I was raised in Caracas, Venezuela, in the 1980s by a single mother who worked in a lab as a physicist and microbiologist. She was too busy doing experiments during the day to pick me up from school, located almost an hour away from her office. So when the last bell rang, I would run outside, climb onto a special schoolbus full of children whose parents were also scientists, and, after wasting another hour in traffic, I would get dropped off at my mom's lab—the Instituto Venezolano de Investigaciones Científicas (IVIC). This was where I spent all my afternoons, surrounded by centrifuges, water tanks, lab animals, and test tubes. The place was full of fascinating people, many of whom would also spend considerable amounts of time teaching at the Universidad Central de Venezuela in downtown Caracas, going abroad on scholarships or doing research at the Woods Hole Oceanographic Institution here in the United States.
IVIC is the main scientific and research hub of Venezuela, founded in 1959 as an autonomous institution. Its mission, among others, was to nurture new and young Venezuelan talent and advance global scientific inquiry in fields like ecology, biophysics, genetics, immunology, microbiology, and others. One of the many well-known and charismatic researchers working there was my mother's boss, Reinaldo DiPolo, an expert on neurophysiology and winner of the National Prize in Natural Sciences of Venezuela.
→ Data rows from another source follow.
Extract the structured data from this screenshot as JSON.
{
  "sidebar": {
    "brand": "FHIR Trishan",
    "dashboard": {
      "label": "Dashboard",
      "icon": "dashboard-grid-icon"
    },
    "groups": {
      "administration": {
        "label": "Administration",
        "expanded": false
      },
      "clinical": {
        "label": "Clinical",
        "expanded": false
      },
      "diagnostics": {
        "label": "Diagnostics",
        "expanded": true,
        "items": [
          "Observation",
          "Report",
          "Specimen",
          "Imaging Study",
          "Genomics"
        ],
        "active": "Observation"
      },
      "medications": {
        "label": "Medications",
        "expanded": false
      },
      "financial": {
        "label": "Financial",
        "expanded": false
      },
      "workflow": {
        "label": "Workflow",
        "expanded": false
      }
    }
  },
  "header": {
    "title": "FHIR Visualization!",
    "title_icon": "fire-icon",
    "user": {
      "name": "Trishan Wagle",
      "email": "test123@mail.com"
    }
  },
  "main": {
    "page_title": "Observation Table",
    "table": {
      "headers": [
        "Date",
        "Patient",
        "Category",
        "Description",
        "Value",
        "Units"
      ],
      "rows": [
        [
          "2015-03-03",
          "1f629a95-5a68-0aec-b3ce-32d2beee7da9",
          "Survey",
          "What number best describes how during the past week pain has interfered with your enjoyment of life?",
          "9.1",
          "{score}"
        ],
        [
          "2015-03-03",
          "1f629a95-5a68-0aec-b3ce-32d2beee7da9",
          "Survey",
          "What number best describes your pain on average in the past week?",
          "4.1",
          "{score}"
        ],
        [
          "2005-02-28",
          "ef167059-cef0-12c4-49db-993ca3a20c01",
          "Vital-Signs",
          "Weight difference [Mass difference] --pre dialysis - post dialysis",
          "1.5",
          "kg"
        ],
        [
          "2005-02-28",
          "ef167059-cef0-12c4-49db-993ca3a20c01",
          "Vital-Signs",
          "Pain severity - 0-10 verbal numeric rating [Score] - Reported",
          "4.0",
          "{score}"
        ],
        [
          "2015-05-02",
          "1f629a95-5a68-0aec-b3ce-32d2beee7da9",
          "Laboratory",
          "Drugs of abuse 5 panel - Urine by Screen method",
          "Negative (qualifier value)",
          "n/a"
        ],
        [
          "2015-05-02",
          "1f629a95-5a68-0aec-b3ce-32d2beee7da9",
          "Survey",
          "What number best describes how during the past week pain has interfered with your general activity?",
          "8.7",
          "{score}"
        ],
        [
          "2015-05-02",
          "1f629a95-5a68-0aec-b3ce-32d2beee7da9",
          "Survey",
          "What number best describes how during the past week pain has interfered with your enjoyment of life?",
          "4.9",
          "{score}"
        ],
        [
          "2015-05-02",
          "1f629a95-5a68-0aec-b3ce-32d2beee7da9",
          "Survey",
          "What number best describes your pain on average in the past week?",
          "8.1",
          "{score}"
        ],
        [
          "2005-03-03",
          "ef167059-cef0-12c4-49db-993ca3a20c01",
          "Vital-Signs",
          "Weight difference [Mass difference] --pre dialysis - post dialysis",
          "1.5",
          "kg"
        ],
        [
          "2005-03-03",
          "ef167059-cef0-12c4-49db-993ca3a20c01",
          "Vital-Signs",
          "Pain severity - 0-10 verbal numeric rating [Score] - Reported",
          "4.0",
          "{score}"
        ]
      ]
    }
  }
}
This past August, without a warning, DiPolo received a photocopied letter that terminated his 35 years of work with the IVIC. Twenty-six other leading scientists, all of them formally retired but who continued conducting research and mentoring younger professionals, were asked to go for good.
“We can't keep this situation much longer, from a labor perspective, allowing people who are already retired to continue to enjoy some privileges,” said Ángel Viloria, IVIC's new director and a supporter of President Hugo Chávez. “That is a benefit that shouldn't exist. It doesn't match with our government's norms.”
But critics of the measure say DiPolo and others were targeted for not being supporters of Chávez and were let go simply for political reasons. IVIC now joins other important but ideologically and financially embattled institutions in the country, such as the Universidad Central de Venezuela, which are being pressured into adopting the party line under President Chávez.
A recent article in Newsweek magazine looks at Venezuela’s talent drain, which has accelerated in the last couple of years and is driving away students, intellectuals and professionals. “The Bolivarian Diaspora” is indeed an apt name for it.
As a man in his late 60s, DiPolo may not have the chance or the opportunities to start a new life or career elsewhere. But he has decided to challenge the decision. If successful it could affect the legacy of almost 30 of Venezuela’s top scientists. Jesse Chacón, the minister of science, technology and intermediary industry has agreed to meet with the disgruntled researchers, but “only to chat about science,” he has declared.
*Ruxandra Guidi is a contributing blogger to americasquarterly.org. She is an independent journalist based in Austin, Texas, and her work can be found at Fonografia Collective (http://fonografiacollective.com).